The quad's center is the position (0, 0, 0) in local space. Local space is the space in which you define your vertex positions.
For instance, if you draw your quad using the opengl glvertex* commands, you should specify each vertex relative to (0, 0, 0):
glBegin(GL_QUADS); // Draw A Quad
glVertex3f(-1.0f, 1.0f, 0.0f); // Top Left
glVertex3f( 1.0f, 1.0f, 0.0f); // Top Right
glVertex3f( 1.0f,-1.0f, 0.0f); // Bottom Right
glVertex3f(-1.0f,-1.0f, 0.0f); // Bottom Left
glEnd(); // Done Drawing The Quad
The code was taken from the NeHe website: Your First Polygon
If you draw your quad like this, each rotate command will rotate the quad around it's center. That's because the rotation matrix will be multiplied with each vertex position, which will result in the vertex being rotated around (0, 0, 0).
You should have a look at the NeHe article, it's a good starting point. Also have a look at the other articles there: http://nehe.gamedev.net/tutorial/lessons_01__05/22004/ ( there's one dealing with rotations in particular ).
You're drawing the quad relative to the lower left corner, so in order to match the center of the quad with the object space origin, you should first translate it by ( -width()/2, -height()/2, 0 ). Keeping in mind that matrices are multiplied in the reverse order, I would try something like:
GL11.glTranslatef(x+getWidth()/2, y+getHeight()/2, 0); // M1 - 2nd translation
GL11.glRotatef(30, 0.0f, 0.0f, 1.0f); // M2
GL11.glTranslatef( -getWidth()/2, -getHeight()/2, 0); // M3 - 1st translation

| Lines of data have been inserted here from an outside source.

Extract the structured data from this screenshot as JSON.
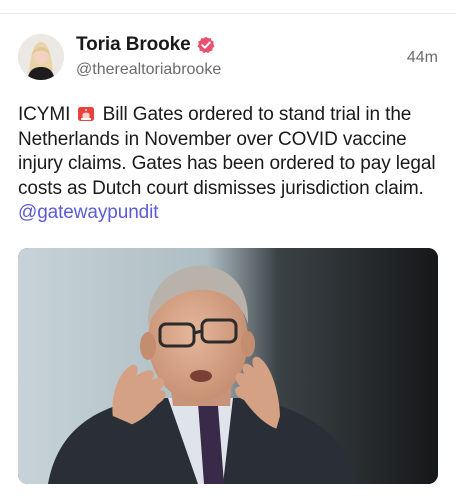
{
  "post": {
    "author": {
      "display_name": "Toria Brooke",
      "handle": "@therealtoriabrooke",
      "verified": true
    },
    "timestamp": "44m",
    "text": {
      "prefix": "ICYMI",
      "emoji": "siren-icon",
      "body": " Bill Gates ordered to stand trial in the Netherlands in November over COVID vaccine injury claims. Gates has been ordered to pay legal costs as Dutch court dismisses jurisdiction claim. ",
      "mention": "@gatewaypundit"
    },
    "media": {
      "type": "photo"
    }
  },
  "colors": {
    "mention": "#5b5bd6",
    "verified_badge": "#e8526f",
    "secondary_text": "#6b6b6b"
  }
}
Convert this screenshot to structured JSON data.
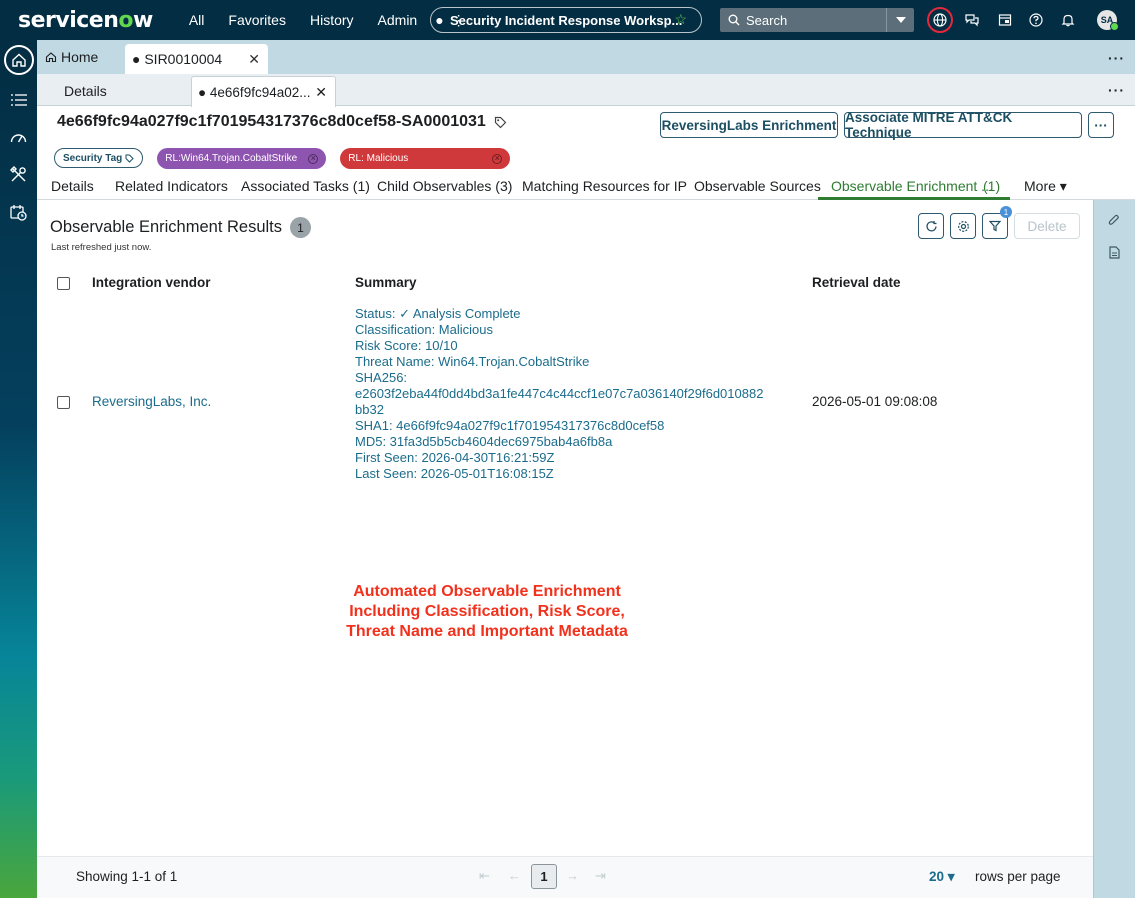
{
  "topbar": {
    "logo_prefix": "servicen",
    "logo_o": "o",
    "logo_suffix": "w",
    "nav": [
      "All",
      "Favorites",
      "History",
      "Admin"
    ],
    "more_dots": "● ⋮",
    "workspace": "Security Incident Response Worksp...",
    "search_label": "Search",
    "avatar_initials": "SA"
  },
  "tabs": {
    "home": "Home",
    "record": "● SIR0010004",
    "details": "Details",
    "observable": "● 4e66f9fc94a02..."
  },
  "record": {
    "title": "4e66f9fc94a027f9c1f701954317376c8d0cef58-SA0001031",
    "actions": {
      "reversinglabs": "ReversingLabs Enrichment",
      "mitre": "Associate MITRE ATT&CK Technique",
      "more": "···"
    },
    "security_tag": "Security Tag",
    "tags": [
      {
        "label": "RL:Win64.Trojan.CobaltStrike",
        "color": "#8e55b0"
      },
      {
        "label": "RL: Malicious",
        "color": "#d0393b"
      }
    ]
  },
  "subtabs": [
    "Details",
    "Related Indicators",
    "Associated Tasks (1)",
    "Child Observables (3)",
    "Matching Resources for IP",
    "Observable Sources",
    "Observable Enrichment ...",
    "(1)",
    "More ▾"
  ],
  "panel": {
    "title": "Observable Enrichment Results",
    "count": "1",
    "refreshed": "Last refreshed just now.",
    "filter_count": "1",
    "delete_label": "Delete",
    "columns": [
      "Integration vendor",
      "Summary",
      "Retrieval date"
    ],
    "rows": [
      {
        "vendor": "ReversingLabs, Inc.",
        "summary": [
          "Status: ✓ Analysis Complete",
          "Classification: Malicious",
          "Risk Score: 10/10",
          "Threat Name: Win64.Trojan.CobaltStrike",
          "SHA256:",
          "e2603f2eba44f0dd4bd3a1fe447c4c44ccf1e07c7a036140f29f6d010882",
          "bb32",
          "SHA1: 4e66f9fc94a027f9c1f701954317376c8d0cef58",
          "MD5: 31fa3d5b5cb4604dec6975bab4a6fb8a",
          "First Seen: 2026-04-30T16:21:59Z",
          "Last Seen: 2026-05-01T16:08:15Z"
        ],
        "retrieval_date": "2026-05-01 09:08:08"
      }
    ],
    "annotation": [
      "Automated Observable Enrichment",
      "Including Classification, Risk Score,",
      "Threat Name and Important Metadata"
    ],
    "footer": {
      "showing": "Showing 1-1 of 1",
      "page": "1",
      "rows_per_page_value": "20 ▾",
      "rows_per_page_label": "rows per page"
    }
  },
  "colors": {
    "nav_bg": "#032d42",
    "accent_green": "#2e7d32",
    "link": "#1b6c8c",
    "annotation_red": "#f2311d"
  }
}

Matrices are multiplied in order, and then multiplied on the left side with the vertex. So the resulting formula would be M1 * M2 * M3 * V. Notice that V is first multiplied by M3, so that's the matrix we use to translate the quad into the origin.